World first research exposes alarming findings regarding the mental health of Australian entertainment industry workers.

Entertainment Assist and Victoria University have today released a report exposing serious health and wellbeing concerns for people working in the Australian entertainment industry.

While industry professionals love their work, and are passionately committed to their creativity, the Report found that many have difficulty coping with competitive, toxic work environments, while long, anti-social working hours and low incomes also take a toll.

The report, titled Working in the Australian Entertainment Industry: Final Report found that suicide attempts are more than double the general population, while members of road crews contemplated suicide almost nine times more than the general population over the last year. Indicators of moderate to severe anxiety are 10 times higher, while symptoms of depression are five times that of the general population.

With 43.1 percent of entertainment industry employees working in the evenings and 41.9 percent working weekends, sleep disorders are high. The report found that 44 percent of entertainment industry workers don’t get enough sleep, and suffer sleep disorders at a rate seven times higher than the general population.
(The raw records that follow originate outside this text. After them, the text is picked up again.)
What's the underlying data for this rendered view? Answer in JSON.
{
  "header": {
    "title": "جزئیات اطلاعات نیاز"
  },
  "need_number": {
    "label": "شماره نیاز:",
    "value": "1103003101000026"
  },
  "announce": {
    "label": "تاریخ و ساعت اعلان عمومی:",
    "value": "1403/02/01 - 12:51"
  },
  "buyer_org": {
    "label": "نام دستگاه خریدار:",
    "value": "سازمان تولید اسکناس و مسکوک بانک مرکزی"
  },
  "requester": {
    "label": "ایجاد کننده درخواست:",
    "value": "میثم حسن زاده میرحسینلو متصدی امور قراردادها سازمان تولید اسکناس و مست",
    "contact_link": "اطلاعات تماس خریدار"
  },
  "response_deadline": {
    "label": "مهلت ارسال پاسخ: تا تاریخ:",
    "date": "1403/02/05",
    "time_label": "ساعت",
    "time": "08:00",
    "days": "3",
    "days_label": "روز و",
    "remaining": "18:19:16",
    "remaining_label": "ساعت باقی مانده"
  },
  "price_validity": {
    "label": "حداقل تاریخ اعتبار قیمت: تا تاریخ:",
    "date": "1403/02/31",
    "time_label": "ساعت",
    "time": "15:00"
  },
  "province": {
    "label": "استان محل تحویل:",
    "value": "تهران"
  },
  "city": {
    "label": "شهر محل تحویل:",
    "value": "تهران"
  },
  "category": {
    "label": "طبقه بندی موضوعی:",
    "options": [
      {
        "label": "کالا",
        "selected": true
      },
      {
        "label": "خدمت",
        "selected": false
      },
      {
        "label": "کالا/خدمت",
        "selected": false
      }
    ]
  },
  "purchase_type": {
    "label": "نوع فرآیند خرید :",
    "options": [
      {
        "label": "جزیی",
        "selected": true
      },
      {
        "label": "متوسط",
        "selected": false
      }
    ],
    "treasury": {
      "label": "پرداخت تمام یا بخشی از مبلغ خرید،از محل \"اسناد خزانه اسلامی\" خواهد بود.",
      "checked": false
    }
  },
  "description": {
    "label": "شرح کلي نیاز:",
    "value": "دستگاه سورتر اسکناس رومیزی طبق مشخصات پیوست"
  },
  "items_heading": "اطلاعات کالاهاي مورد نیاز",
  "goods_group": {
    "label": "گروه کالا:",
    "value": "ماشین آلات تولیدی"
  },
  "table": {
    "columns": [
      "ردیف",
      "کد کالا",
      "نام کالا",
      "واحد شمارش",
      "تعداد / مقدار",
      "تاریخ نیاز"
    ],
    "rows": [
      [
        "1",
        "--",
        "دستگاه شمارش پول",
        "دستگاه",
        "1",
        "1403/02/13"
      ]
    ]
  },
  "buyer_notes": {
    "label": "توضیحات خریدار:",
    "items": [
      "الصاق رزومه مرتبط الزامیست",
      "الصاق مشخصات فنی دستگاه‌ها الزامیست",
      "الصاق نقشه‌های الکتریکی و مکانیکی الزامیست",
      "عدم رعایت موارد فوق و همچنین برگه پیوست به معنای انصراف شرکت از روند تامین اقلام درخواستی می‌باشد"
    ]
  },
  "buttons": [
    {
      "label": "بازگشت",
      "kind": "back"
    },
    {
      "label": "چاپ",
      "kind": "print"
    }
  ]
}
Low income levels are also a factor with 35 percent of all industry workers earning less than $20,000 a year. Meanwhile, as many as 63 percent of performers, 28 percent of support workers and 20 percent of technicians/crew earn less than the Australian minimum wage of $34,112. Many also reported toxic work environments where they have to deal with competition, bullying, sexual assault, sexism and racism.

The Report follows in-depth interviews with 36 professionals followed by an online survey of 2904 entertainment workers across all sectors of the industry: performers, producers, sound and lighting technicians, roadies and crew.

“These findings strongly suggest the entertainment and cultural industry is in severe distress, and in urgent need of early prevention and intervention programmes to reduce the impacts of those with health and wellbeing problems and to prevent new occurrences,” said Professor Adrian Fisher, Head of Psychology, College of Arts, Victoria University.

The Report offers a number of key recommendations to address the alarming findings, and address the health and wellbeing of Australia’s entertainment industry workers.

Entertainment Assist is a health promotion charity established to raise awareness about mental health in the Australian Entertainment Industry. It will use the findings of the Report to advocate for generational change. This will include “the provision of tailored mental health training, educating industry workers to take care of self and support their peers, and encouraging industry employers to actively support the mental health and wellbeing of employees.”


The full report, with detailed analysis, can be found HERE